Understanding Critical Race Theory – A Comprehensive Overview

Over the past few months, critical race theory (CRT) has exploded into the political conversation from nowhere. It’s become a lightning rod for Republicans, with some state legislatures enacting laws preventing teachers from discussing it in the classroom.

These laws ban discussions of racial justice, conscious and unconscious bias, and privilege—anything that might make white people feel uncomfortable or guilty.

What Is Critical Race Theory?

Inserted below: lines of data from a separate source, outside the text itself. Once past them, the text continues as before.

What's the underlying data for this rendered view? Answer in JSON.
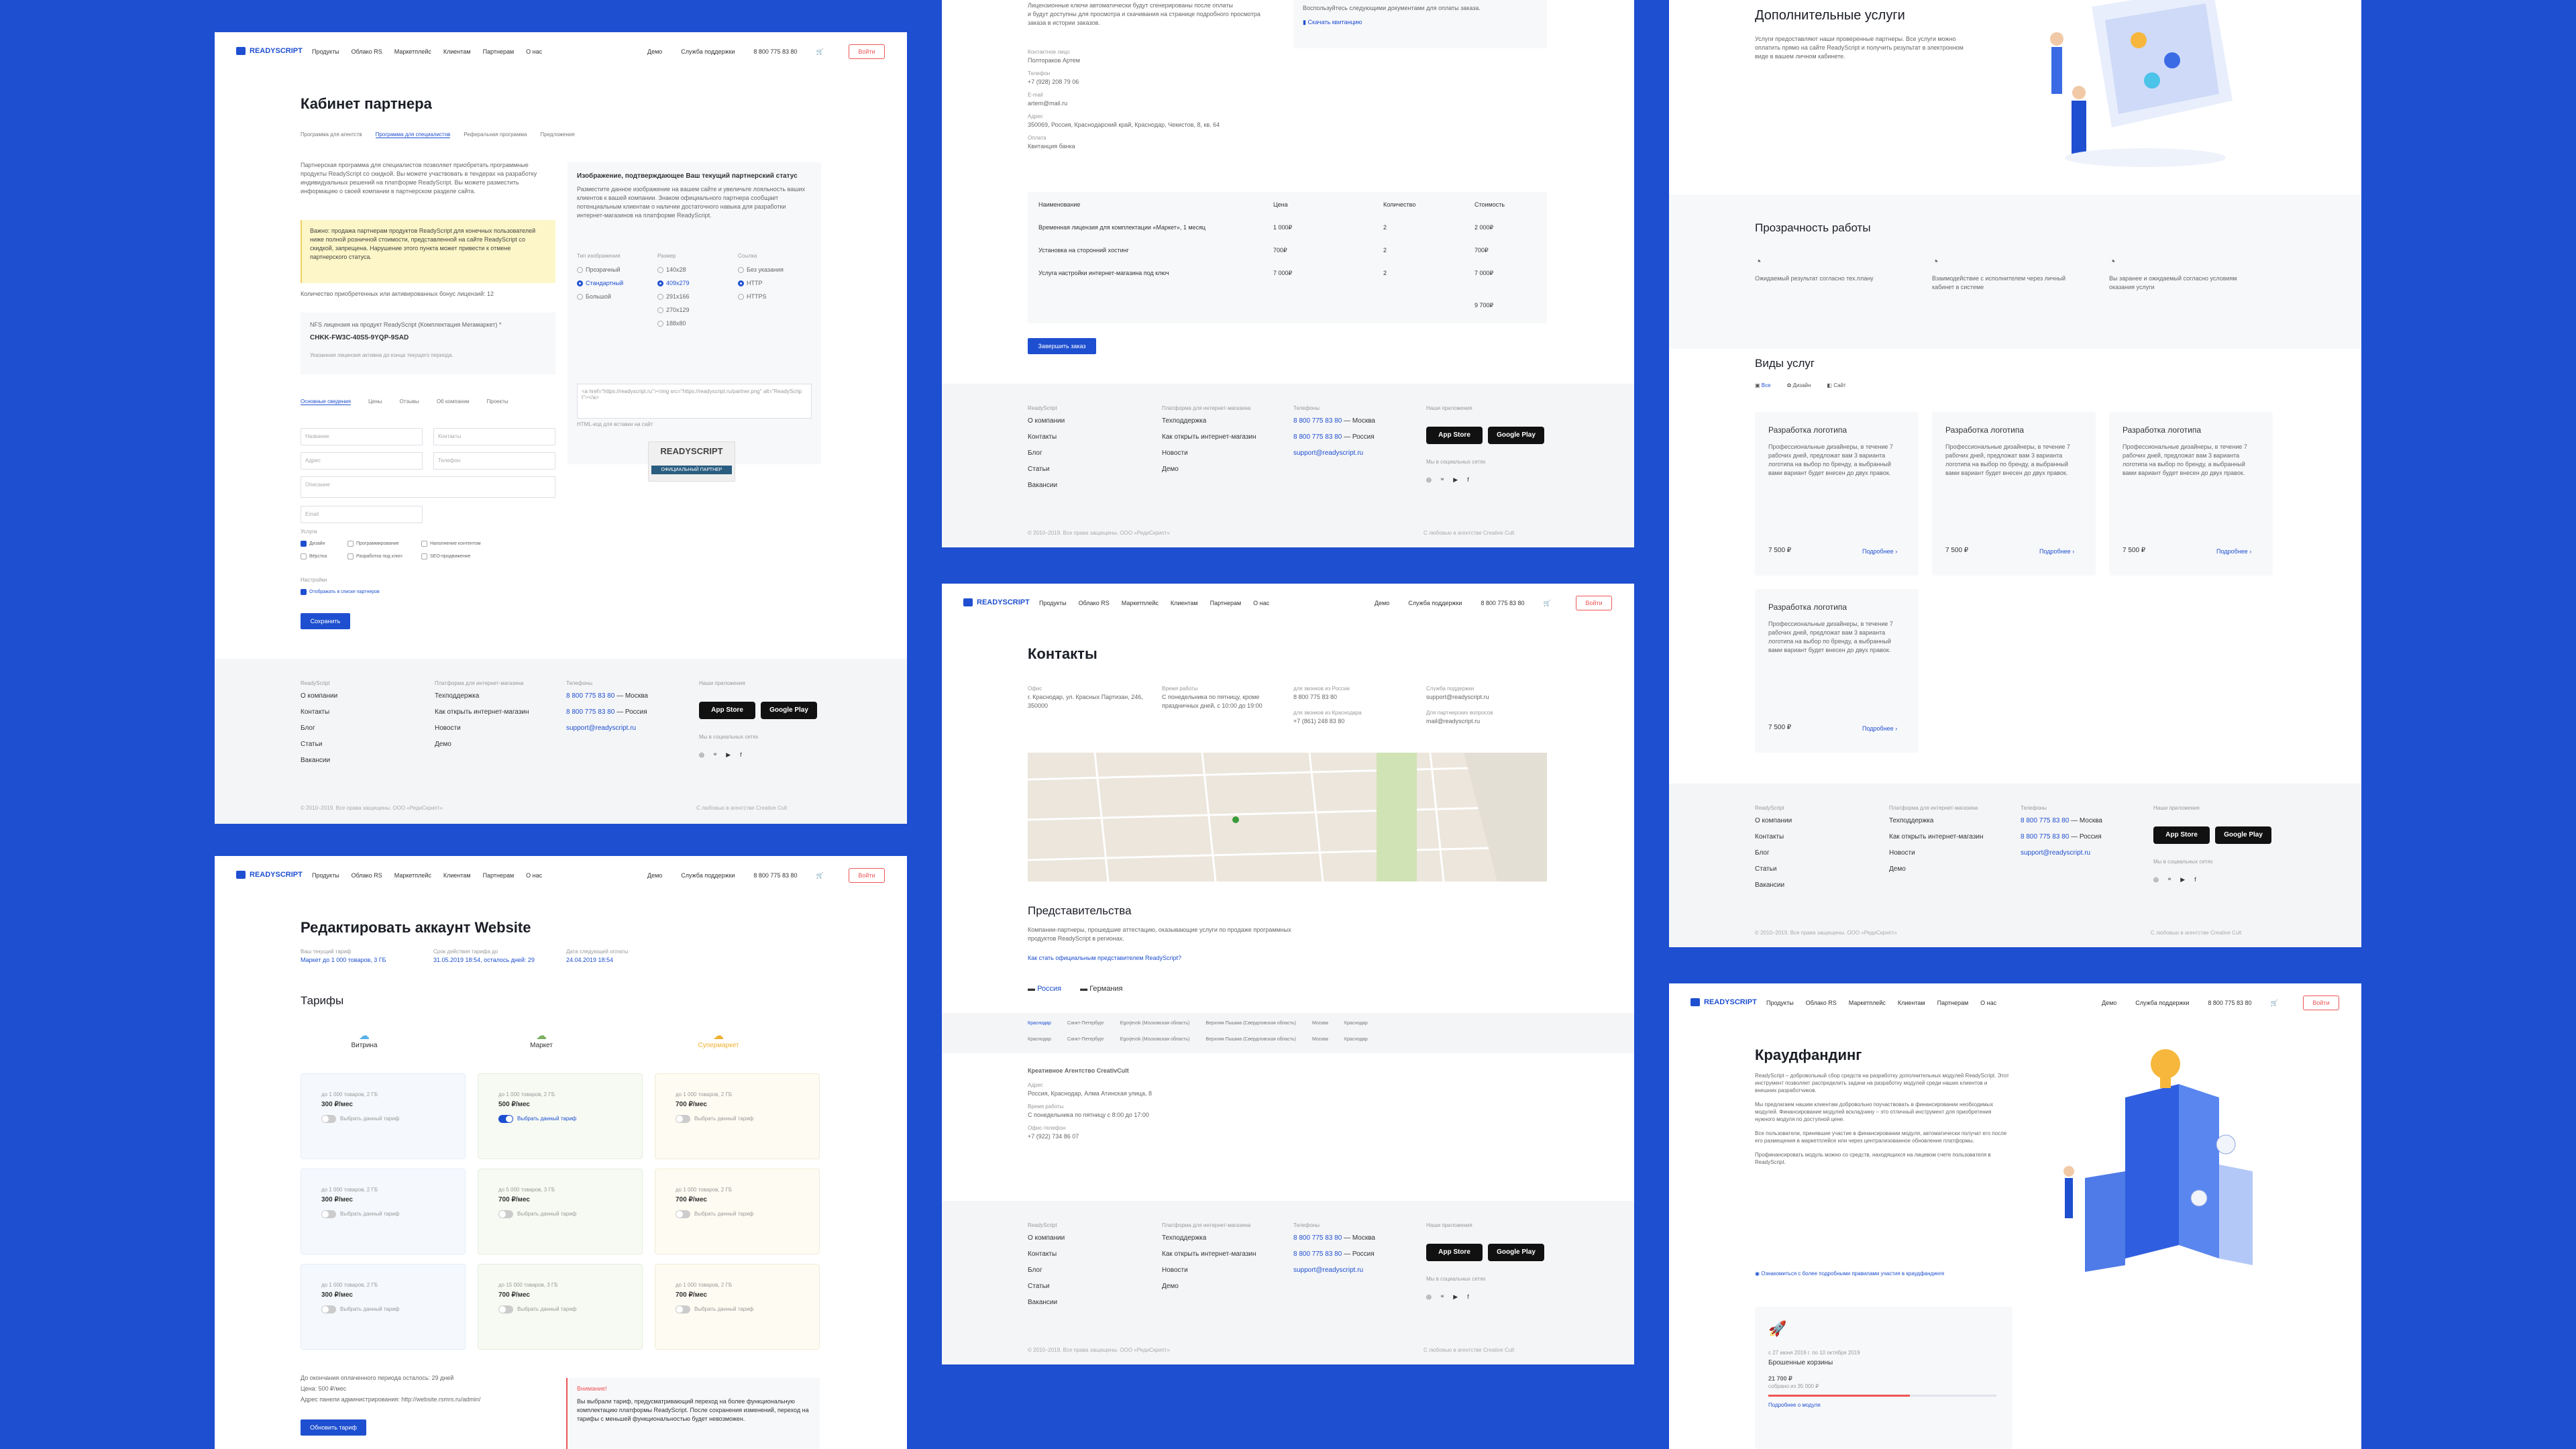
{
  "common": {
    "logo": "READYSCRIPT",
    "nav": [
      "Продукты",
      "Облако RS",
      "Маркетплейс",
      "Клиентам",
      "Партнерам",
      "О нас"
    ],
    "demo": "Демо",
    "support": "Служба поддержки",
    "phone": "8 800 775 83 80",
    "login": "Войти",
    "footer": {
      "c1_title": "ReadyScript",
      "c1": [
        "О компании",
        "Контакты",
        "Блог",
        "Статьи",
        "Вакансии"
      ],
      "c2_title": "Платформа для интернет-магазина",
      "c2": [
        "Техподдержка",
        "Как открыть интернет-магазин",
        "Новости",
        "Демо"
      ],
      "c3_title": "Телефоны",
      "p1": "8 800 775 83 80",
      "p1s": "— Москва",
      "p2": "8 800 775 83 80",
      "p2s": "— Россия",
      "email": "support@readyscript.ru",
      "c4_title": "Наши приложения",
      "app1": "App Store",
      "app2": "Google Play",
      "social_title": "Мы в социальных сетях",
      "copyright": "© 2010–2019. Все права защищены. ООО «РедиСкрипт»",
      "dev": "С любовью в агентстве Creative Cult"
    }
  },
  "p1": {
    "title": "Кабинет партнера",
    "tabs": [
      "Программа для агентств",
      "Программа для специалистов",
      "Реферальная программа",
      "Предложения"
    ],
    "intro": "Партнерская программа для специалистов позволяет приобретать программные продукты ReadyScript со скидкой. Вы можете участвовать в тендерах на разработку индивидуальных решений на платформе ReadyScript. Вы можете разместить информацию о своей компании в партнерском разделе сайта.",
    "note": "Важно: продажа партнерам продуктов ReadyScript для конечных пользователей ниже полной розничной стоимости, представленной на сайте ReadyScript со скидкой, запрещена. Нарушение этого пункта может привести к отмене партнерского статуса.",
    "count_label": "Количество приобретенных или активированных бонус лицензий: 12",
    "license_label": "NFS лицензия на продукт ReadyScript (Комплектация Мегамаркет) *",
    "license_key": "CHKK-FW3C-40S5-9YQP-9SAD",
    "license_note": "Указанная лицензия активна до конца текущего периода.",
    "side_title": "Изображение, подтверждающее Ваш текущий партнерский статус",
    "side_text": "Разместите данное изображение на вашем сайте и увеличьте лояльность ваших клиентов к вашей компании. Знаком официального партнера сообщает потенциальным клиентам о наличии достаточного навыка для разработки интернет-магазинов на платформе ReadyScript.",
    "opt_h": [
      "Тип изображения",
      "Размер",
      "Ссылка"
    ],
    "opt_a": [
      "Прозрачный",
      "Стандартный",
      "Большой"
    ],
    "opt_b": [
      "140x28",
      "409x279",
      "291x166",
      "270x129",
      "188x80"
    ],
    "opt_c": [
      "Без указания",
      "HTTP",
      "HTTPS"
    ],
    "code": "<a href=\"https://readyscript.ru\"><img src=\"https://readyscript.ru/partner.png\" alt=\"ReadyScript\"></a>",
    "code_label": "HTML-код для вставки на сайт",
    "badge_title": "READYSCRIPT",
    "badge_sub": "ОФИЦИАЛЬНЫЙ ПАРТНЕР",
    "form_tabs": [
      "Основные сведения",
      "Цены",
      "Отзывы",
      "Об компании",
      "Проекты"
    ],
    "fields": [
      "Название",
      "Контакты",
      "Адрес",
      "Телефон",
      "Описание",
      "Email"
    ],
    "cb_title": "Услуги",
    "cbs": [
      "Дизайн",
      "Программирование",
      "Наполнение контентом",
      "Вёрстка",
      "Разработка под ключ",
      "SEO-продвижение"
    ],
    "settings_title": "Настройки",
    "show_label": "Отображать в списке партнеров",
    "save": "Сохранить"
  },
  "p2": {
    "lines": [
      "Лицензионные ключи автоматически будут сгенерированы после оплаты",
      "и будут доступны для просмотра и скачивания на странице подробного просмотра",
      "заказа в истории заказов."
    ],
    "side": "Воспользуйтесь следующими документами для оплаты заказа.",
    "side_link": "Скачать квитанцию",
    "info": [
      [
        "Контактное лицо",
        "Полтораков Артем"
      ],
      [
        "Телефон",
        "+7 (928) 208 79 06"
      ],
      [
        "E-mail",
        "artem@mail.ru"
      ],
      [
        "Адрес",
        "350069, Россия, Краснодарский край, Краснодар, Чекистов, 8, кв. 64"
      ],
      [
        "Оплата",
        "Квитанция банка"
      ]
    ],
    "th": [
      "Наименование",
      "Цена",
      "Количество",
      "Стоимость"
    ],
    "rows": [
      [
        "Временная лицензия для комплектации «Маркет», 1 месяц",
        "1 000₽",
        "2",
        "2 000₽"
      ],
      [
        "Установка на сторонний хостинг",
        "700₽",
        "2",
        "700₽"
      ],
      [
        "Услуга настройки интернет-магазина под ключ",
        "7 000₽",
        "2",
        "7 000₽"
      ]
    ],
    "total": "9 700₽",
    "btn": "Завершить заказ"
  },
  "p3": {
    "title": "Дополнительные услуги",
    "text": "Услуги предоставляют наши проверенные партнеры. Все услуги можно оплатить прямо на сайте ReadyScript и получить результат в электронном виде в вашем личном кабинете.",
    "trans_title": "Прозрачность работы",
    "trans": [
      "Ожидаемый результат согласно тех.плану",
      "Взаимодействие с исполнителем через личный кабинет в системе",
      "Вы заранее и ожидаемый согласно условиям оказания услуги"
    ],
    "types_title": "Виды услуг",
    "filters": [
      "Все",
      "Дизайн",
      "Сайт"
    ],
    "svc_title": "Разработка логотипа",
    "svc_text": "Профессиональные дизайнеры, в течение 7 рабочих дней, предложат вам 3 варианта логотипа на выбор по бренду, а выбранный вами вариант будет внесен до двух правок.",
    "svc_price": "7 500 ₽",
    "svc_more": "Подробнее"
  },
  "p4": {
    "title": "Редактировать аккаунт Website",
    "meta": [
      [
        "Ваш текущий тариф",
        "Маркет до 1 000 товаров, 3 ГБ"
      ],
      [
        "Срок действия тарифа до",
        "31.05.2019 18:54, осталось дней: 29"
      ],
      [
        "Дата следующей оплаты",
        "24.04.2019 18:54"
      ]
    ],
    "tariffs_title": "Тарифы",
    "plans": [
      "Витрина",
      "Маркет",
      "Супермаркет"
    ],
    "cards": [
      [
        "до 1 000 товаров, 2 ГБ",
        "300 ₽/мес"
      ],
      [
        "до 1 000 товаров, 2 ГБ",
        "500 ₽/мес"
      ],
      [
        "до 1 000 товаров, 2 ГБ",
        "700 ₽/мес"
      ],
      [
        "до 1 000 товаров, 2 ГБ",
        "300 ₽/мес"
      ],
      [
        "до 5 000 товаров, 3 ГБ",
        "700 ₽/мес"
      ],
      [
        "до 1 000 товаров, 2 ГБ",
        "700 ₽/мес"
      ],
      [
        "до 1 000 товаров, 2 ГБ",
        "300 ₽/мес"
      ],
      [
        "до 15 000 товаров, 3 ГБ",
        "700 ₽/мес"
      ],
      [
        "до 1 000 товаров, 2 ГБ",
        "700 ₽/мес"
      ]
    ],
    "choose": "Выбрать данный тариф",
    "bottom": [
      "До окончания оплаченного периода осталось: 29 дней",
      "Цена: 500 ₽/мес",
      "Адрес панели администрирования: http://website.rsmrs.ru/admin/"
    ],
    "warn_title": "Внимание!",
    "warn": "Вы выбрали тариф, предусматривающий переход на более функциональную комплектацию платформы ReadyScript. После сохранения изменений, переход на тарифы с меньшей функциональностью будет невозможен.",
    "btn": "Обновить тариф"
  },
  "p5": {
    "title": "Контакты",
    "cols": [
      [
        "Офис",
        "г. Краснодар, ул. Красных Партизан, 246, 350000"
      ],
      [
        "Время работы",
        "С понедельника по пятницу, кроме праздничных дней, с 10:00 до 19:00"
      ],
      [
        "для звонков из России",
        "8 800 775 83 80"
      ],
      [
        "Служба поддержки",
        "support@readyscript.ru"
      ]
    ],
    "cols2": [
      [
        "для звонков из Краснодара",
        "+7 (861) 248 83 80"
      ],
      [
        "Для партнерских вопросов",
        "mail@readyscript.ru"
      ]
    ],
    "rep_title": "Представительства",
    "rep_text": "Компании-партнеры, прошедшие аттестацию, оказывающие услуги по продаже программных продуктов ReadyScript в регионах.",
    "rep_link": "Как стать официальным представителем ReadyScript?",
    "countries": [
      "Россия",
      "Германия"
    ],
    "cities1": [
      "Краснодар",
      "Санкт-Петербург",
      "Egorjevsk (Московская область)",
      "Верхняя Пышма (Свердловская область)",
      "Москва",
      "Краснодар"
    ],
    "cities2": [
      "Краснодар",
      "Санкт-Петербург",
      "Egorjevsk (Московская область)",
      "Верхняя Пышма (Свердловская область)",
      "Москва",
      "Краснодар"
    ],
    "agency": "Креативное Агентство CreativCult",
    "ag": [
      [
        "Адрес",
        "Россия, Краснодар, Алма Атинская улица, 8"
      ],
      [
        "Время работы",
        "С понедельника по пятницу с 8:00 до 17:00"
      ],
      [
        "Офис-телефон",
        "+7 (922) 734 86 07"
      ]
    ]
  },
  "p6": {
    "title": "Краудфандинг",
    "paras": [
      "ReadyScript – добровольный сбор средств на разработку дополнительных модулей ReadyScript. Этот инструмент позволяет распределить задачи на разработку модулей среди наших клиентов и внешних разработчиков.",
      "Мы предлагаем нашим клиентам добровольно поучаствовать в финансировании необходимых модулей. Финансирование модулей вскладчину – это отличный инструмент для приобретения нужного модуля по доступной цене.",
      "Все пользователи, принявшие участие в финансировании модуля, автоматически получат его после его размещения в маркетплейсе или через централизованное обновление платформы.",
      "Профинансировать модуль можно со средств, находящихся на лицевом счете пользователя в ReadyScript."
    ],
    "link": "Ознакомиться с более подробными правилами участия в краудфандинге",
    "proj_date": "с 27 июня 2019 г. по 10 октября 2019",
    "proj_name": "Брошенные корзины",
    "proj_sum": "21 700 ₽",
    "proj_sub": "собрано из 35 000 ₽",
    "proj_more": "Подробнее о модуле",
    "progress": 0.62
  }
}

As the country grapples with racism and racial injustice, there is a growing sense of urgency to address it in schools and businesses. However, some also try to censor and restrict the discussion of these issues in America’s classrooms. This broader movement has spurred attacks against critical race theory, a discipline that examines legal systems and policies through a lens of race and racism. Those who study crucial race theory say the attacks on it have little to do with the idea itself and that the criticisms often misrepresent its core principles.

So, what is critical race theory? Essentially, CRT looks at how social institutions like the criminal justice system, education system, and economy are laced with racism. In particular, it looks at how white supremacy drives these institutions to favor specific groups over others and to create disproportionate results based on skin color.

The idea is that if people can see the racist roots of these systems, they might be able to change them. For example, if people recognize that a particular law or policy is racist, they may be able to challenge it. Critics of CRT accuse it of advocating that all people should be defined by their group membership and of encouraging the intolerance of those who aren’t members of a dominant group.

What Is Intersectionality?

The term “intersectionality” was used in 1989 to describe how multiple social identities interact to create an individual’s experience of oppression and privilege. The theory suggests that individuals are subjected to or benefit from a combination of systems of dominance, such as racism, sexism, and classism, not just one system.

When discussing intersectionality, it is essential to note that it does not treat equality by adding or subtracting different strands of disadvantage or privilege. Instead, it focuses on the interconnectedness of these disparities within their contexts and how they shape each other to create unique experiences. For example, a Hispanic woman with a disability will face challenges differently than a White man living in poverty.

Educators are increasingly aware of how these intersecting forms of inequality impact their students’ lives and work and the broader society they inhabit. As a result, the theory of intersectionality is becoming more prevalent in schools and workplaces worldwide as communities grapple with issues ranging from racial injustice to climate change. However, the idea is under increasing attack, with several states passing laws that bar the discussion or training on critical race theory.

What Is Racism?

Racism is a complex concept with many interpretations. In general, though, it refers to a systematic pattern of discrimination and oppression against people based on their racial identity. Racism can be viewed as an ideology and a system of beliefs, rules, and policies leading to discriminatory behaviors.

One of the most famous examples of racism in history is the Holocaust, where the Nazi Party utilized deep-seated anti-Semitism to justify the mass persecution and death of Jews. The ideology of racism has also been used to justify segregation in North America and apartheid in South Africa. In modern times, racism is often tied to white supremacy, a belief that white people are superior to other races.

There are scholarly debates over whether or not all types of discrimination should be considered racism. For example, some researchers insist that perceptions of incommensurable cultural differences should be included in the definition of racism. In contrast, others believe such a move would diminish the term’s validity and impact.

Regardless of finer points, critics of critical race theory argue that it promotes a “divide and conquer” philosophy, which encourages people of color to feel divided against each other, making them more susceptible to oppression. They claim that CRT encourages a negative view of white people and paints a picture of the world in which minority groups are constantly victimizing whites.

What Is Intersectionality in Education?

Educators are confronting new questions about critical race theory (CRT) due to the debate over culturally relevant teaching and its conservative backlash. While educators need to understand how CRT relates to these debates, it’s equally vital that they recognize its significance in their practice.

In the classroom, applying intersectionality is about recognizing that students have multiple intersecting social identities. These identities may make them more or less susceptible to discrimination and marginalization. Seeing these identities simultaneously and interdependently interacting helps educators appreciate that students’ experiences cannot be understood from any single identity marker. This is why it’s so helpful to consider the intersectionality metaphor of an onion – with each layer representing a different aspect of a student’s identity.

Educators who use intersectionality as a lens can see how policies, practices, and structures may increase the risk of discrimination for certain students. They can then work for equity and social justice by addressing these barriers. As discussed in the NASP infographic on understanding intersectionality, this requires a willingness to embrace intersectionality as an educational framework and to be engaged at all levels of the school system in the fight against injustice. It means being willing to support the goals of social justice at the macro level — for example, supporting community organizing efforts aimed at dismantling structural racism — while also working to address inequities at the meso and micro levels, such as helping to deconstruct stereotypes about women of color at the individual student level.